==== Data in this exercise
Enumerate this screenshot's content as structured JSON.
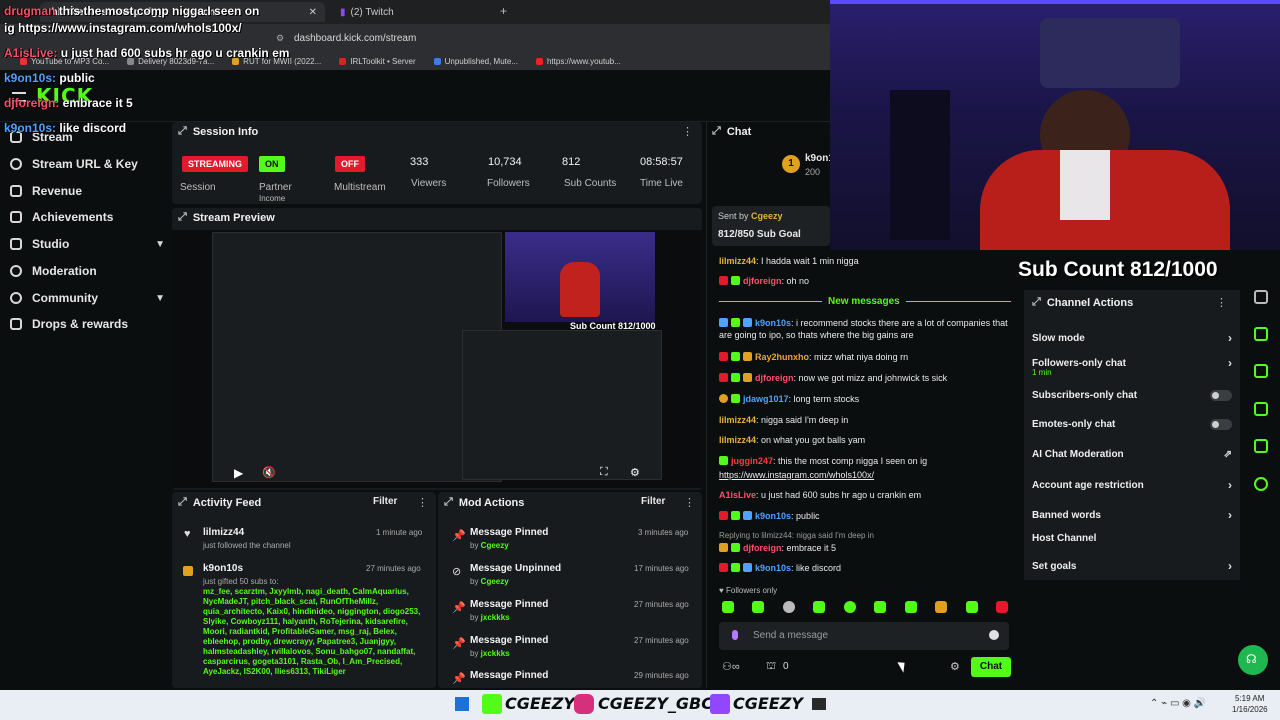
{
  "browser": {
    "tabs": [
      {
        "label": "this the most comp nigga I seen on"
      },
      {
        "label": "(2) Twitch"
      }
    ],
    "url": "dashboard.kick.com/stream",
    "bookmarks": [
      "YouTube to MP3 Co...",
      "Delivery 8023d9-7a...",
      "RUT for MWII (2022...",
      "IRLToolkit • Server",
      "Unpublished, Mute...",
      "https://www.youtub..."
    ]
  },
  "logo": "KICK",
  "sidebar": {
    "items": [
      {
        "label": "Stream",
        "expandable": false
      },
      {
        "label": "Stream URL & Key",
        "expandable": false
      },
      {
        "label": "Revenue",
        "expandable": false
      },
      {
        "label": "Achievements",
        "expandable": false
      },
      {
        "label": "Studio",
        "expandable": true
      },
      {
        "label": "Moderation",
        "expandable": false
      },
      {
        "label": "Community",
        "expandable": true
      },
      {
        "label": "Drops & rewards",
        "expandable": false
      }
    ]
  },
  "session_info": {
    "title": "Session Info",
    "session": {
      "badge": "STREAMING",
      "label": "Session"
    },
    "partner": {
      "badge": "ON",
      "label": "Partner",
      "sublabel": "Income"
    },
    "multistream": {
      "badge": "OFF",
      "label": "Multistream"
    },
    "viewers": {
      "value": "333",
      "label": "Viewers"
    },
    "followers": {
      "value": "10,734",
      "label": "Followers"
    },
    "subs": {
      "value": "812",
      "label": "Sub Counts"
    },
    "time": {
      "value": "08:58:57",
      "label": "Time Live"
    }
  },
  "stream_preview": {
    "title": "Stream Preview",
    "overlay_text": "Sub Count 812/1000"
  },
  "activity_feed": {
    "title": "Activity Feed",
    "filter": "Filter",
    "items": [
      {
        "name": "lilmizz44",
        "sub": "just followed the channel",
        "time": "1 minute ago"
      },
      {
        "name": "k9on10s",
        "sub": "just gifted 50 subs to:",
        "time": "27 minutes ago",
        "list": "mz_fee, scarztm, Jxyylmb, nagi_death, CalmAquarius, NycMadeJT, pitch_black_scat, RunOfTheMillz, quia_architecto, Kaix0, hindinideo, niggington, diogo253, Slyike, Cowboyz111, halyanth, RoTejerina, kidsarefire, Moori, radiantkid, ProfitableGamer, msg_raj, Belex, ebleehop, prodby, drewcrayy, Papatree3, Juanjgyy, halmsteadashley, rvillalovos, Sonu_bahgo07, nandaffat, casparcirus, gogeta3101, Rasta_Ob, l_Am_Precised, AyeJackz, IS2K00, llies6313, TikiLiger"
      }
    ]
  },
  "mod_actions": {
    "title": "Mod Actions",
    "filter": "Filter",
    "items": [
      {
        "action": "Message Pinned",
        "by": "Cgeezy",
        "time": "3 minutes ago",
        "icon": "pin-icon"
      },
      {
        "action": "Message Unpinned",
        "by": "Cgeezy",
        "time": "17 minutes ago",
        "icon": "unpin-icon"
      },
      {
        "action": "Message Pinned",
        "by": "jxckkks",
        "time": "27 minutes ago",
        "icon": "pin-icon"
      },
      {
        "action": "Message Pinned",
        "by": "jxckkks",
        "time": "27 minutes ago",
        "icon": "pin-icon"
      },
      {
        "action": "Message Pinned",
        "by": "",
        "time": "29 minutes ago",
        "icon": "pin-icon"
      }
    ]
  },
  "chat": {
    "title": "Chat",
    "pinned_user": "k9on1",
    "pinned_count": "200",
    "sent_by": "Sent by",
    "sent_user": "Cgeezy",
    "sub_goal": "812/850 Sub Goal",
    "new_messages": "New messages",
    "messages": [
      {
        "user": "lilmizz44",
        "color": "#e6b33a",
        "text": "I hadda wait 1 min nigga"
      },
      {
        "user": "djforeign",
        "color": "#ff4d6d",
        "text": "oh no"
      },
      {
        "user": "k9on10s",
        "color": "#4ea3ff",
        "text": "i recommend stocks there are a lot of companies that are going to ipo, so thats where the big gains are"
      },
      {
        "user": "Ray2hunxho",
        "color": "#f0a23a",
        "text": "mizz what niya doing rn"
      },
      {
        "user": "djforeign",
        "color": "#ff4d6d",
        "text": "now we got mizz and johnwick ts sick"
      },
      {
        "user": "jdawg1017",
        "color": "#4ea3ff",
        "text": "long term stocks"
      },
      {
        "user": "lilmizz44",
        "color": "#e6b33a",
        "text": "nigga said I'm deep in"
      },
      {
        "user": "lilmizz44",
        "color": "#e6b33a",
        "text": "on what you got balls yam"
      },
      {
        "user": "juggin247",
        "color": "#ff3b3b",
        "text": "this the most comp nigga I seen on ig"
      },
      {
        "user": "A1isLive",
        "color": "#ff4d6d",
        "text": "u just had 600 subs hr ago u crankin em"
      },
      {
        "user": "k9on10s",
        "color": "#4ea3ff",
        "text": "public"
      },
      {
        "user": "djforeign",
        "color": "#ff4d6d",
        "text": "embrace it 5"
      },
      {
        "user": "k9on10s",
        "color": "#4ea3ff",
        "text": "like discord"
      }
    ],
    "link": "https://www.instagram.com/whols100x/",
    "reply_hint": "Replying to lilmizz44: nigga said I'm deep in",
    "followers_only": "Followers only",
    "placeholder": "Send a message",
    "points": "0",
    "send_label": "Chat"
  },
  "channel_actions": {
    "title": "Channel Actions",
    "overlay_sub": "Sub Count 812/1000",
    "items": [
      {
        "label": "Slow mode",
        "control": "arrow"
      },
      {
        "label": "Followers-only chat",
        "sub": "1 min",
        "control": "arrow"
      },
      {
        "label": "Subscribers-only chat",
        "control": "toggle"
      },
      {
        "label": "Emotes-only chat",
        "control": "toggle"
      },
      {
        "label": "AI Chat Moderation",
        "control": "external"
      },
      {
        "label": "Account age restriction",
        "control": "arrow"
      },
      {
        "label": "Banned words",
        "control": "arrow"
      },
      {
        "label": "Host Channel",
        "control": "none"
      },
      {
        "label": "Set goals",
        "control": "arrow"
      }
    ]
  },
  "overlay_chat": [
    {
      "user": "drugman",
      "text": "this the most comp nigga I seen on"
    },
    {
      "user": "",
      "text": "ig https://www.instagram.com/whols100x/"
    },
    {
      "user": "A1isLive:",
      "text": "u just had 600 subs hr ago u crankin em"
    },
    {
      "user": "k9on10s:",
      "text": "public"
    },
    {
      "user": "djforeign:",
      "text": "embrace it 5"
    },
    {
      "user": "k9on10s:",
      "text": "like discord"
    }
  ],
  "taskbar": {
    "socials": [
      "CGEEZY",
      "CGEEZY_GBC",
      "CGEEZY"
    ],
    "time": "5:19 AM",
    "date": "1/16/2026"
  },
  "colors": {
    "kick_green": "#53fc18",
    "red": "#e3192c",
    "panel": "#181b1d",
    "bg": "#0b0e0f"
  }
}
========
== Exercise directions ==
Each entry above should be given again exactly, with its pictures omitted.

== Solution for this task ==
Enumerate this screenshot's content as structured JSON.
{
  "browser": {
    "tabs": [
      {
        "label": "this the most comp nigga I seen on"
      },
      {
        "label": "(2) Twitch"
      }
    ],
    "url": "dashboard.kick.com/stream",
    "bookmarks": [
      "YouTube to MP3 Co...",
      "Delivery 8023d9-7a...",
      "RUT for MWII (2022...",
      "IRLToolkit • Server",
      "Unpublished, Mute...",
      "https://www.youtub..."
    ]
  },
  "logo": "KICK",
  "sidebar": {
    "items": [
      {
        "label": "Stream",
        "expandable": false
      },
      {
        "label": "Stream URL & Key",
        "expandable": false
      },
      {
        "label": "Revenue",
        "expandable": false
      },
      {
        "label": "Achievements",
        "expandable": false
      },
      {
        "label": "Studio",
        "expandable": true
      },
      {
        "label": "Moderation",
        "expandable": false
      },
      {
        "label": "Community",
        "expandable": true
      },
      {
        "label": "Drops & rewards",
        "expandable": false
      }
    ]
  },
  "session_info": {
    "title": "Session Info",
    "session": {
      "badge": "STREAMING",
      "label": "Session"
    },
    "partner": {
      "badge": "ON",
      "label": "Partner",
      "sublabel": "Income"
    },
    "multistream": {
      "badge": "OFF",
      "label": "Multistream"
    },
    "viewers": {
      "value": "333",
      "label": "Viewers"
    },
    "followers": {
      "value": "10,734",
      "label": "Followers"
    },
    "subs": {
      "value": "812",
      "label": "Sub Counts"
    },
    "time": {
      "value": "08:58:57",
      "label": "Time Live"
    }
  },
  "stream_preview": {
    "title": "Stream Preview",
    "overlay_text": "Sub Count 812/1000"
  },
  "activity_feed": {
    "title": "Activity Feed",
    "filter": "Filter",
    "items": [
      {
        "name": "lilmizz44",
        "sub": "just followed the channel",
        "time": "1 minute ago"
      },
      {
        "name": "k9on10s",
        "sub": "just gifted 50 subs to:",
        "time": "27 minutes ago",
        "list": "mz_fee, scarztm, Jxyylmb, nagi_death, CalmAquarius, NycMadeJT, pitch_black_scat, RunOfTheMillz, quia_architecto, Kaix0, hindinideo, niggington, diogo253, Slyike, Cowboyz111, halyanth, RoTejerina, kidsarefire, Moori, radiantkid, ProfitableGamer, msg_raj, Belex, ebleehop, prodby, drewcrayy, Papatree3, Juanjgyy, halmsteadashley, rvillalovos, Sonu_bahgo07, nandaffat, casparcirus, gogeta3101, Rasta_Ob, l_Am_Precised, AyeJackz, IS2K00, llies6313, TikiLiger"
      }
    ]
  },
  "mod_actions": {
    "title": "Mod Actions",
    "filter": "Filter",
    "items": [
      {
        "action": "Message Pinned",
        "by": "Cgeezy",
        "time": "3 minutes ago",
        "icon": "pin-icon"
      },
      {
        "action": "Message Unpinned",
        "by": "Cgeezy",
        "time": "17 minutes ago",
        "icon": "unpin-icon"
      },
      {
        "action": "Message Pinned",
        "by": "jxckkks",
        "time": "27 minutes ago",
        "icon": "pin-icon"
      },
      {
        "action": "Message Pinned",
        "by": "jxckkks",
        "time": "27 minutes ago",
        "icon": "pin-icon"
      },
      {
        "action": "Message Pinned",
        "by": "",
        "time": "29 minutes ago",
        "icon": "pin-icon"
      }
    ]
  },
  "chat": {
    "title": "Chat",
    "pinned_user": "k9on1",
    "pinned_count": "200",
    "sent_by": "Sent by",
    "sent_user": "Cgeezy",
    "sub_goal": "812/850 Sub Goal",
    "new_messages": "New messages",
    "messages": [
      {
        "user": "lilmizz44",
        "color": "#e6b33a",
        "text": "I hadda wait 1 min nigga"
      },
      {
        "user": "djforeign",
        "color": "#ff4d6d",
        "text": "oh no"
      },
      {
        "user": "k9on10s",
        "color": "#4ea3ff",
        "text": "i recommend stocks there are a lot of companies that are going to ipo, so thats where the big gains are"
      },
      {
        "user": "Ray2hunxho",
        "color": "#f0a23a",
        "text": "mizz what niya doing rn"
      },
      {
        "user": "djforeign",
        "color": "#ff4d6d",
        "text": "now we got mizz and johnwick ts sick"
      },
      {
        "user": "jdawg1017",
        "color": "#4ea3ff",
        "text": "long term stocks"
      },
      {
        "user": "lilmizz44",
        "color": "#e6b33a",
        "text": "nigga said I'm deep in"
      },
      {
        "user": "lilmizz44",
        "color": "#e6b33a",
        "text": "on what you got balls yam"
      },
      {
        "user": "juggin247",
        "color": "#ff3b3b",
        "text": "this the most comp nigga I seen on ig"
      },
      {
        "user": "A1isLive",
        "color": "#ff4d6d",
        "text": "u just had 600 subs hr ago u crankin em"
      },
      {
        "user": "k9on10s",
        "color": "#4ea3ff",
        "text": "public"
      },
      {
        "user": "djforeign",
        "color": "#ff4d6d",
        "text": "embrace it 5"
      },
      {
        "user": "k9on10s",
        "color": "#4ea3ff",
        "text": "like discord"
      }
    ],
    "link": "https://www.instagram.com/whols100x/",
    "reply_hint": "Replying to lilmizz44: nigga said I'm deep in",
    "followers_only": "Followers only",
    "placeholder": "Send a message",
    "points": "0",
    "send_label": "Chat"
  },
  "channel_actions": {
    "title": "Channel Actions",
    "overlay_sub": "Sub Count 812/1000",
    "items": [
      {
        "label": "Slow mode",
        "control": "arrow"
      },
      {
        "label": "Followers-only chat",
        "sub": "1 min",
        "control": "arrow"
      },
      {
        "label": "Subscribers-only chat",
        "control": "toggle"
      },
      {
        "label": "Emotes-only chat",
        "control": "toggle"
      },
      {
        "label": "AI Chat Moderation",
        "control": "external"
      },
      {
        "label": "Account age restriction",
        "control": "arrow"
      },
      {
        "label": "Banned words",
        "control": "arrow"
      },
      {
        "label": "Host Channel",
        "control": "none"
      },
      {
        "label": "Set goals",
        "control": "arrow"
      }
    ]
  },
  "overlay_chat": [
    {
      "user": "drugman",
      "text": "this the most comp nigga I seen on"
    },
    {
      "user": "",
      "text": "ig https://www.instagram.com/whols100x/"
    },
    {
      "user": "A1isLive:",
      "text": "u just had 600 subs hr ago u crankin em"
    },
    {
      "user": "k9on10s:",
      "text": "public"
    },
    {
      "user": "djforeign:",
      "text": "embrace it 5"
    },
    {
      "user": "k9on10s:",
      "text": "like discord"
    }
  ],
  "taskbar": {
    "socials": [
      "CGEEZY",
      "CGEEZY_GBC",
      "CGEEZY"
    ],
    "time": "5:19 AM",
    "date": "1/16/2026"
  },
  "colors": {
    "kick_green": "#53fc18",
    "red": "#e3192c",
    "panel": "#181b1d",
    "bg": "#0b0e0f"
  }
}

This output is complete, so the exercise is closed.